The Change

They say it happens to all of us sooner or later. It's just that you can never quite believe it will really happen to you. You try to ignore the early signs. The disconcerting weight gain that means old favourites no longer fit and old styles no longer suit. The loss of interest in cherished pastimes; the hours of wakefulness while the household sleeps. Then come the secret stashes of comfort food, exhausted afternoons behind closed curtains. There's the apathy, the anger, the addiction to soaps in the need for escapism. What keeps you going are the highs. The sudden flaming enthusiasms, companionable shopping trips, heart-to-hearts in the bedroom and, always underlying, that intoxicating sense of possibility. The change of life is a frightening thing. It requires total adjustment of everything you took for granted. You have to rethink the way you communicate, the way you think, where and when and how you go. You know the future depends on how you cope with it. It'

Wild Life

Lately I've been counting the days till Tuesdays. Tuesday is usually the only night in the week that I get to go out. To put the bins out. Those three minutes inhaling the darkness and feeling the damp pavement through my slippers remind me of the nocturnal life that exists beyond my sofa rug. Yes, Tuesday nights have tided me over pretty effectively these last ten years. But last week, when I realised my bedtime had inched forward to 9.30pm, I wondered whether I should Get Out More. It's not that I don't live a life of vigour and adventure: It's just that my fast living usually involves waterproofing and never takes place under cover of darkness. After 16 years of marriage I feel I deserve more. It was surprisingly easy to arrange the assignation and the church hall seemed to the most convenient place to do it. Unsure of the dress code for untamed nightlife, I borrowed the school shoes my son has grown out of and some sinuous lycra from my daugh

Summer Style

I am not a great fan of summer. I prefer to remain resolutely in my thermal vest, hoping that the weather will take a turn for the worse. But there comes that point, earlier and earlier it seems to me, when the forecasters threaten Mediterranean heat and I am obliged to excavate my summer wear from under the spare room bed. That necessitates the annual hunt for the iron to tame cottons after months in cramped hibernation. And the iron, which has also spent months in hibernation, short circuits the kitchen while the Vicar has the roast in the oven.  The only way to avoid risking the Sunday lunch is to donate the crumpliest clothes to the local cat charity. The rest I hang in place of my winter woollens where I contemplate them with misgivings. In winter you know where you are with a pair of wellies and a swaddling of corduroy.
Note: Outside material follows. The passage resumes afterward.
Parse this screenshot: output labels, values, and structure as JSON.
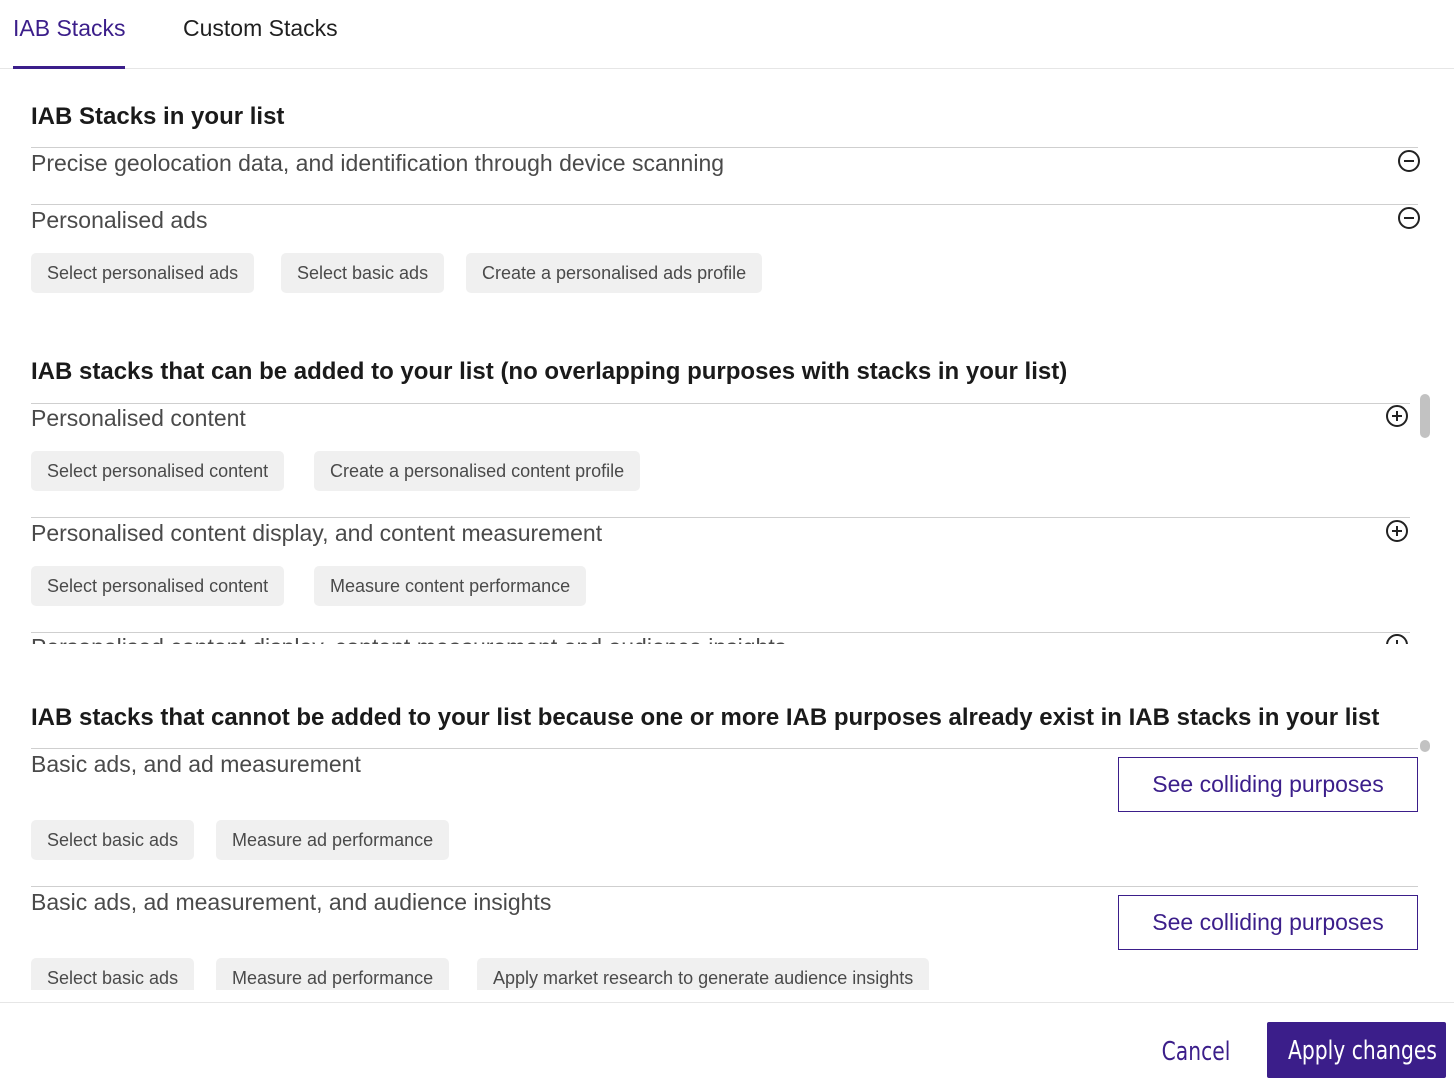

But it's a struggle to know how to dress suitably for the essential routines of summer: Shorn of that vest, hidden attributes are liable to sag publ

A Life Sentence

This was my mother two years ago: This was the newspaper where she had been features editor for 40 years: This was the zebra she crossed on her way home from work on the night of November 26th 2013: This was the consultant from the adjacent hospital who failed to stop in time: This is the hospital where my mother spent five months recovering from her injuries: This is how many times the court hearing was delayed to accommodate the driver's defence team: This is the magistrates court where the trial took place 18 months later: This was the sentence, along with costs and a £15 victim surcharge, when the driver was found guilty of driving without due care and attention: This is the sentence my mother, brain-damaged, disabled and dependent, is serving: A stiffer sentence would not change anything. The driver was not speeding or phoning or drunken. He made a fleeting mistake. A mistake anyone of us could make when we drive a